The College has identified these two key objectives:

1.     Increase the rate at which students complete developmental education and enroll in degree credit courses.

2.     Ensure all students develop an individualized career and educational plan and access supports they need to reach their goals.

At the end of the grant, Madison College will provide student services in new ways, according to Buschman.  More information is available at this SharePoint site.

Student Senate Report

The Student Senate is looking into an app that could replace The Link, the communications hub for student clubs and organizations. They are working on the budget for next year. Recruiting is underway for new Senate members. A candidate forum will take place near the end of February with elections in March. Four members of the Senate will travel to the Wisconsin capitol to lobby state legislators.

Action Items
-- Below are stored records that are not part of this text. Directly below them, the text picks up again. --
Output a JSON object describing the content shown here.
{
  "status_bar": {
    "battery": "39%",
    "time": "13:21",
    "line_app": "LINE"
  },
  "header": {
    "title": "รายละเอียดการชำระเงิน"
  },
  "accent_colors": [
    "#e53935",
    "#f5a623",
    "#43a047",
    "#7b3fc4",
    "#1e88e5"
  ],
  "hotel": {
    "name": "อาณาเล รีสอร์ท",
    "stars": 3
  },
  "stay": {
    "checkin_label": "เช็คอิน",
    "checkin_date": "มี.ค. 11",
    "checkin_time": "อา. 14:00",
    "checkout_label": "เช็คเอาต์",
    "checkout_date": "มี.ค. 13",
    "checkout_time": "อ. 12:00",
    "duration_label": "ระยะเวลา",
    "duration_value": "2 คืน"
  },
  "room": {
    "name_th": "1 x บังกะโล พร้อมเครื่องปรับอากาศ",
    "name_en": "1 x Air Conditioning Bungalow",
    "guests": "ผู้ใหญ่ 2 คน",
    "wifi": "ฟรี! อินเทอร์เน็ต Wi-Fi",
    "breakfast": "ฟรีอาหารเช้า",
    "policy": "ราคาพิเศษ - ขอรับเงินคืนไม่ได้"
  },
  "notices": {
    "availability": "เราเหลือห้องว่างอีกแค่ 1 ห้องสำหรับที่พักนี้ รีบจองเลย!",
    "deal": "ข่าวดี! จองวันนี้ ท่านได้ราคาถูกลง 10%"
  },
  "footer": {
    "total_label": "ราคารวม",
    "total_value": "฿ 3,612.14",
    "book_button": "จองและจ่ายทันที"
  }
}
The Diversity and Community Relations Council presented a proposed Campus Climate policy for first reading. Proposed policy is as follows: Madison College will assess and respond to any inequities in findings across racial/ethnic groups of students in efforts to establish a safe and inclusive environment.

Council representatives said results of the Student Satisfaction Inventory have historically shown a significant gap in the way ethnically diverse students feel on campus compared with white students with regard to “sense of belonging and support.” They want to respond to inequities in data and create a new tool or system that expands student data collection around culture and climate.

The DCRC will enter into the next phase of work on this issue.

DCRC representatives also presented this issue statement on Diversity in Hiring: “How does Madison College collect, monitor, report and utilize data to ensure that employee demographics reflect student demographics?” 

During discussion, DCRC Co-chair Lucía Nuñez, said the proposal was not intended to be a mandate, but an aspirational goal. Assembly Co-Chair Laura Osinski suggested this may not be a policy, rather a recommendation. Assembly members thumbed the issue statement.

The Academic Council presented two Issue Statements related to Focus on Focus directives for first readings. The first was “What is the common information a student needs in a required syllabus?” Following some discussion the Assembly thumbed this issue statement.

Next the council presented this related Issue Statement: “How do we ensure students have timely digital access to course information and course academic progress?” This statement was also thumbed by the Assembly. The council will continue work on these two issue statements.

Report from Co-Chairs

Keith Cornille noted that the March 14 scheduled College Assembly meeting falls during spring break and asked that the meeting be rescheduled to March 21. The proposal was thumbed and Cornille noted that some councils may have to adjust their schedules.

Several groups have been discussing representation on the Assembly and structure of the body. College leadership will recommend changes to the bylaws including when new members begin their service on the Assembly. Keith will send more information to members of the Assembly. The Cabinet will send proposed changes for first reading with a 30-day period before the second reading.

Published March 2, 2018. Updated March 21, 2018.

Provost to host office hours this Friday

Provost Turina Bakken announced office hours on Friday, March 2, from 9-10:30 a.m.

This is an opportunity for faculty and staff to discuss matters of concern, share success stories or propose new ideas.


Published February 28, 2018. Updated March 2, 2018.

Glitch reported in Marketing Request Forms

The Communications and Strategic Marketing department has not been receiving Marketing Request Forms because of technical errors that were recently discovered. It appears the problem began in early February. These errors are in the process of being corrected.

If your department has submitted a Marketing Request Form since Feb. 1, it was not received by the department. Please call 608-246-6921, or contact Chelsey Bowers or Vicki Saffran to verify your request has been received. 

When the form is working properly, requests are typically acknowledged immediately upon receipt via email.

Published February 28, 2018. Updated March 1, 2018.